_INFORMATION GIVEN:_
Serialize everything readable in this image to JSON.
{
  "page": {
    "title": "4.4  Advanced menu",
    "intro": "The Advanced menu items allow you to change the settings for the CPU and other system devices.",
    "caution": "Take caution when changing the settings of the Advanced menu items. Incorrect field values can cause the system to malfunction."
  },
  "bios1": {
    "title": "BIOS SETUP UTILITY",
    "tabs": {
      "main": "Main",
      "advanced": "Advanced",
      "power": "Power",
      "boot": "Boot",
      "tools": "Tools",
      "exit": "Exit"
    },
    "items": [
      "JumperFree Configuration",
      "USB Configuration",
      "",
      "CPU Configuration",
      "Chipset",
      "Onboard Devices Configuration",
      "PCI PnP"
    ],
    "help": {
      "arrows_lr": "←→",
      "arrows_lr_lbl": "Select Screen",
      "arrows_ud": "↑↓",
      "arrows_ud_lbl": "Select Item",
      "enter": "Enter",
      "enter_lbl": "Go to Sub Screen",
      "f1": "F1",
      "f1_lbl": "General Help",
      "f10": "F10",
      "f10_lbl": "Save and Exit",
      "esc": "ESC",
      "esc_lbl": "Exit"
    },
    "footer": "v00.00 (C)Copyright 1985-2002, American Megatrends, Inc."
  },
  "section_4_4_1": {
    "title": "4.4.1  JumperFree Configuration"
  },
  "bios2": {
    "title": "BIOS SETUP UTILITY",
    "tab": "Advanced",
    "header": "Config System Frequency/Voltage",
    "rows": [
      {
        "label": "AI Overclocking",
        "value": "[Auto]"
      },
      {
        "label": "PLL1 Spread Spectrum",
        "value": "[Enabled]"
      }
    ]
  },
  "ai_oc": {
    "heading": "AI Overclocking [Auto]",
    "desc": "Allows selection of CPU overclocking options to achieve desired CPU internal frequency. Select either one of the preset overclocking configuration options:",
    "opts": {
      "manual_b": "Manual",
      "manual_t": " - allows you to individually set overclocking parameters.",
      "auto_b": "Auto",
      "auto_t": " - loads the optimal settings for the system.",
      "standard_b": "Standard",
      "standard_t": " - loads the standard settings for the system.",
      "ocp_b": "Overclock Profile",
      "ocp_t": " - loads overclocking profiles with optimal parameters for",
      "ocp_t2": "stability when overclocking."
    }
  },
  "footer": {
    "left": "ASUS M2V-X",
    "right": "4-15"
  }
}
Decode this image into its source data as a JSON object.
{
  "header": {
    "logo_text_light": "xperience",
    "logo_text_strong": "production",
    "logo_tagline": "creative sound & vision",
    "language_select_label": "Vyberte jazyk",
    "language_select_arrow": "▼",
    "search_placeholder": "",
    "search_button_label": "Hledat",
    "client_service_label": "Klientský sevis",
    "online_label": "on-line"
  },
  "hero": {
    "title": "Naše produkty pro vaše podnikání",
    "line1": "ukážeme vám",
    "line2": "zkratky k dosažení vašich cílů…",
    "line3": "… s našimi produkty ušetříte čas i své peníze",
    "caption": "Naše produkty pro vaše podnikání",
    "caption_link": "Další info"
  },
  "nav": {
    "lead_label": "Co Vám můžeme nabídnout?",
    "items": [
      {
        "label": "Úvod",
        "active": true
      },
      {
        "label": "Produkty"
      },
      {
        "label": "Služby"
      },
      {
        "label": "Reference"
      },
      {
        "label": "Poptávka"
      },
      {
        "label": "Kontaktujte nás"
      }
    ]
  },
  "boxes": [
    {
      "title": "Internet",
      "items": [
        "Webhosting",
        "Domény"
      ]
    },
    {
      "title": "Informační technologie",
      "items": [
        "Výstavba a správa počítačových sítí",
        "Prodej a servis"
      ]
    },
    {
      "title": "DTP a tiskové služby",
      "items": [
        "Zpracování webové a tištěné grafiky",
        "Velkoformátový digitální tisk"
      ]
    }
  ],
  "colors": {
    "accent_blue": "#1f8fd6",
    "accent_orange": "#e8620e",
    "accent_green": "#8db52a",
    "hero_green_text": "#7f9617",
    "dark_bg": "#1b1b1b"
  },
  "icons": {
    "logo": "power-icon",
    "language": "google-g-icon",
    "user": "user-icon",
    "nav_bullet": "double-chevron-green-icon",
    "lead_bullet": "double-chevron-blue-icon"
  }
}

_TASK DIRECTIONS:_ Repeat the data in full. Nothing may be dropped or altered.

_SOLUTION TO THE EXERCISE:_
Serialize everything readable in this image to JSON.
{
  "page": {
    "title": "4.4  Advanced menu",
    "intro": "The Advanced menu items allow you to change the settings for the CPU and other system devices.",
    "caution": "Take caution when changing the settings of the Advanced menu items. Incorrect field values can cause the system to malfunction."
  },
  "bios1": {
    "title": "BIOS SETUP UTILITY",
    "tabs": {
      "main": "Main",
      "advanced": "Advanced",
      "power": "Power",
      "boot": "Boot",
      "tools": "Tools",
      "exit": "Exit"
    },
    "items": [
      "JumperFree Configuration",
      "USB Configuration",
      "",
      "CPU Configuration",
      "Chipset",
      "Onboard Devices Configuration",
      "PCI PnP"
    ],
    "help": {
      "arrows_lr": "←→",
      "arrows_lr_lbl": "Select Screen",
      "arrows_ud": "↑↓",
      "arrows_ud_lbl": "Select Item",
      "enter": "Enter",
      "enter_lbl": "Go to Sub Screen",
      "f1": "F1",
      "f1_lbl": "General Help",
      "f10": "F10",
      "f10_lbl": "Save and Exit",
      "esc": "ESC",
      "esc_lbl": "Exit"
    },
    "footer": "v00.00 (C)Copyright 1985-2002, American Megatrends, Inc."
  },
  "section_4_4_1": {
    "title": "4.4.1  JumperFree Configuration"
  },
  "bios2": {
    "title": "BIOS SETUP UTILITY",
    "tab": "Advanced",
    "header": "Config System Frequency/Voltage",
    "rows": [
      {
        "label": "AI Overclocking",
        "value": "[Auto]"
      },
      {
        "label": "PLL1 Spread Spectrum",
        "value": "[Enabled]"
      }
    ]
  },
  "ai_oc": {
    "heading": "AI Overclocking [Auto]",
    "desc": "Allows selection of CPU overclocking options to achieve desired CPU internal frequency. Select either one of the preset overclocking configuration options:",
    "opts": {
      "manual_b": "Manual",
      "manual_t": " - allows you to individually set overclocking parameters.",
      "auto_b": "Auto",
      "auto_t": " - loads the optimal settings for the system.",
      "standard_b": "Standard",
      "standard_t": " - loads the standard settings for the system.",
      "ocp_b": "Overclock Profile",
      "ocp_t": " - loads overclocking profiles with optimal parameters for",
      "ocp_t2": "stability when overclocking."
    }
  },
  "footer": {
    "left": "ASUS M2V-X",
    "right": "4-15"
  }
}
Decode this image into its source data as a JSON object.
{
  "header": {
    "logo_text_light": "xperience",
    "logo_text_strong": "production",
    "logo_tagline": "creative sound & vision",
    "language_select_label": "Vyberte jazyk",
    "language_select_arrow": "▼",
    "search_placeholder": "",
    "search_button_label": "Hledat",
    "client_service_label": "Klientský sevis",
    "online_label": "on-line"
  },
  "hero": {
    "title": "Naše produkty pro vaše podnikání",
    "line1": "ukážeme vám",
    "line2": "zkratky k dosažení vašich cílů…",
    "line3": "… s našimi produkty ušetříte čas i své peníze",
    "caption": "Naše produkty pro vaše podnikání",
    "caption_link": "Další info"
  },
  "nav": {
    "lead_label": "Co Vám můžeme nabídnout?",
    "items": [
      {
        "label": "Úvod",
        "active": true
      },
      {
        "label": "Produkty"
      },
      {
        "label": "Služby"
      },
      {
        "label": "Reference"
      },
      {
        "label": "Poptávka"
      },
      {
        "label": "Kontaktujte nás"
      }
    ]
  },
  "boxes": [
    {
      "title": "Internet",
      "items": [
        "Webhosting",
        "Domény"
      ]
    },
    {
      "title": "Informační technologie",
      "items": [
        "Výstavba a správa počítačových sítí",
        "Prodej a servis"
      ]
    },
    {
      "title": "DTP a tiskové služby",
      "items": [
        "Zpracování webové a tištěné grafiky",
        "Velkoformátový digitální tisk"
      ]
    }
  ],
  "colors": {
    "accent_blue": "#1f8fd6",
    "accent_orange": "#e8620e",
    "accent_green": "#8db52a",
    "hero_green_text": "#7f9617",
    "dark_bg": "#1b1b1b"
  },
  "icons": {
    "logo": "power-icon",
    "language": "google-g-icon",
    "user": "user-icon",
    "nav_bullet": "double-chevron-green-icon",
    "lead_bullet": "double-chevron-blue-icon"
  }
}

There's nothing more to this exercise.